REQUIRED ACTION — From the data, return each line holding the word "title".

Dataset entries:
************

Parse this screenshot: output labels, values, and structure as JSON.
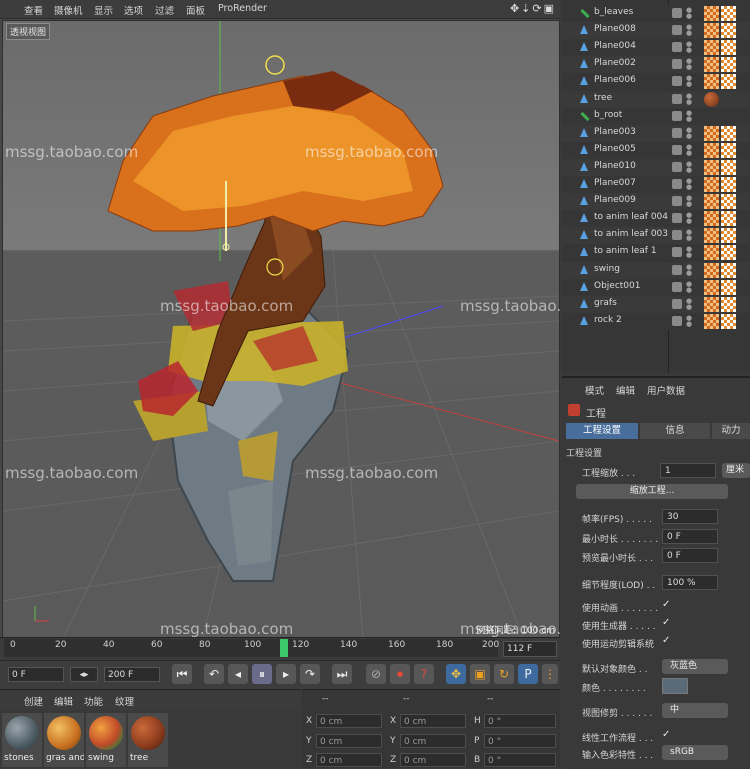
{
  "menu": [
    "查看",
    "摄像机",
    "显示",
    "选项",
    "过滤",
    "面板",
    "ProRender"
  ],
  "viewport": {
    "label": "透视视图",
    "grid_info": "网格间距：100 cm"
  },
  "watermark": "mssg.taobao.com",
  "timeline": {
    "ticks": [
      "0",
      "20",
      "40",
      "60",
      "80",
      "100",
      "120",
      "140",
      "160",
      "180",
      "200"
    ],
    "current_frame": "112 F",
    "current_value": 112
  },
  "transport": {
    "start_field": "0 F",
    "end_field": "200 F"
  },
  "materials": {
    "menu": [
      "创建",
      "编辑",
      "功能",
      "纹理"
    ],
    "items": [
      {
        "label": "stones",
        "color": "#5e6f78"
      },
      {
        "label": "gras and",
        "color": "#d9872a"
      },
      {
        "label": "swing",
        "color": "#d06030"
      },
      {
        "label": "tree",
        "color": "#8b3a1c"
      }
    ]
  },
  "coords": {
    "header": [
      "--",
      "--",
      "--"
    ],
    "rows": [
      {
        "a": "X",
        "av": "0 cm",
        "b": "X",
        "bv": "0 cm",
        "c": "H",
        "cv": "0 °"
      },
      {
        "a": "Y",
        "av": "0 cm",
        "b": "Y",
        "bv": "0 cm",
        "c": "P",
        "cv": "0 °"
      },
      {
        "a": "Z",
        "av": "0 cm",
        "b": "Z",
        "bv": "0 cm",
        "c": "B",
        "cv": "0 °"
      }
    ]
  },
  "objects": [
    {
      "name": "b_leaves",
      "icon": "bone",
      "tags": 2
    },
    {
      "name": "Plane008",
      "icon": "poly",
      "tags": 2
    },
    {
      "name": "Plane004",
      "icon": "poly",
      "tags": 2
    },
    {
      "name": "Plane002",
      "icon": "poly",
      "tags": 2
    },
    {
      "name": "Plane006",
      "icon": "poly",
      "tags": 2
    },
    {
      "name": "tree",
      "icon": "poly",
      "tags": 1
    },
    {
      "name": "b_root",
      "icon": "bone",
      "tags": 0
    },
    {
      "name": "Plane003",
      "icon": "poly",
      "tags": 2
    },
    {
      "name": "Plane005",
      "icon": "poly",
      "tags": 2
    },
    {
      "name": "Plane010",
      "icon": "poly",
      "tags": 2
    },
    {
      "name": "Plane007",
      "icon": "poly",
      "tags": 2
    },
    {
      "name": "Plane009",
      "icon": "poly",
      "tags": 2
    },
    {
      "name": "to anim leaf 004",
      "icon": "poly",
      "tags": 2
    },
    {
      "name": "to anim leaf 003",
      "icon": "poly",
      "tags": 2
    },
    {
      "name": "to anim leaf 1",
      "icon": "poly",
      "tags": 2
    },
    {
      "name": "swing",
      "icon": "poly",
      "tags": 2
    },
    {
      "name": "Object001",
      "icon": "poly",
      "tags": 2
    },
    {
      "name": "grafs",
      "icon": "poly",
      "tags": 2
    },
    {
      "name": "rock 2",
      "icon": "poly",
      "tags": 2
    }
  ],
  "attributes": {
    "menu": [
      "模式",
      "编辑",
      "用户数据"
    ],
    "title": "工程",
    "tabs": [
      "工程设置",
      "信息",
      "动力"
    ],
    "section": "工程设置",
    "scale_label": "工程缩放 . . .",
    "scale_value": "1",
    "scale_unit": "厘米",
    "scale_button": "缩放工程...",
    "fields": [
      {
        "label": "帧率(FPS) . . . . .",
        "value": "30"
      },
      {
        "label": "最小时长 . . . . . . .",
        "value": "0 F"
      },
      {
        "label": "预览最小时长 . . .",
        "value": "0 F"
      }
    ],
    "lod_label": "细节程度(LOD) . .",
    "lod_value": "100 %",
    "checks": [
      {
        "label": "使用动画 . . . . . . .",
        "mark": "✓"
      },
      {
        "label": "使用生成器 . . . . .",
        "mark": "✓"
      },
      {
        "label": "使用运动剪辑系统",
        "mark": "✓"
      }
    ],
    "default_color_label": "默认对象颜色 . .",
    "default_color_value": "灰蓝色",
    "color_label": "颜色 . . . . . . . .",
    "view_clip_label": "视图修剪 . . . . . .",
    "view_clip_value": "中",
    "linear_label": "线性工作流程 . . .",
    "linear_mark": "✓",
    "input_color_label": "输入色彩特性 . . .",
    "input_color_value": "sRGB"
  }
}
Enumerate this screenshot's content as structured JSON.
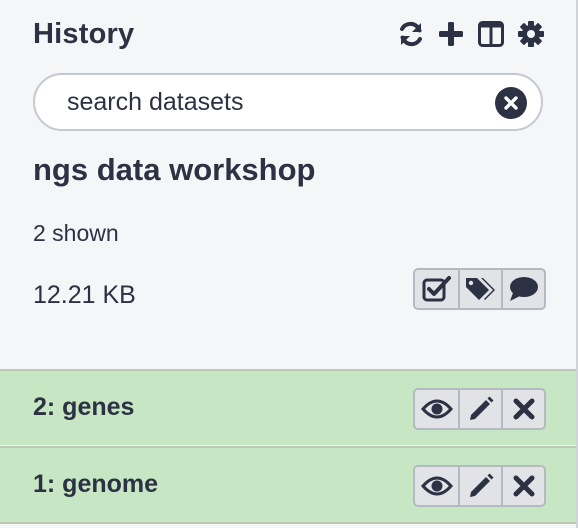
{
  "header": {
    "title": "History",
    "icons": [
      "refresh-icon",
      "plus-icon",
      "columns-icon",
      "gear-icon"
    ]
  },
  "search": {
    "placeholder": "search datasets",
    "value": ""
  },
  "history": {
    "name": "ngs data workshop",
    "shown": "2 shown",
    "size": "12.21 KB",
    "actions": [
      "select-items-icon",
      "tags-icon",
      "annotation-icon"
    ]
  },
  "datasets": [
    {
      "title": "2: genes",
      "state_color": "#c7e6c4",
      "actions": [
        "eye-icon",
        "pencil-icon",
        "delete-icon"
      ]
    },
    {
      "title": "1: genome",
      "state_color": "#c7e6c4",
      "actions": [
        "eye-icon",
        "pencil-icon",
        "delete-icon"
      ]
    }
  ],
  "colors": {
    "text": "#2c3143",
    "dataset_ok": "#c7e6c4",
    "panel_bg": "#f5f6f8"
  }
}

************

WRITTEN ANSWER —
    "title": "工程",
    "title": "History",
      "title": "2: genes",
      "title": "1: genome",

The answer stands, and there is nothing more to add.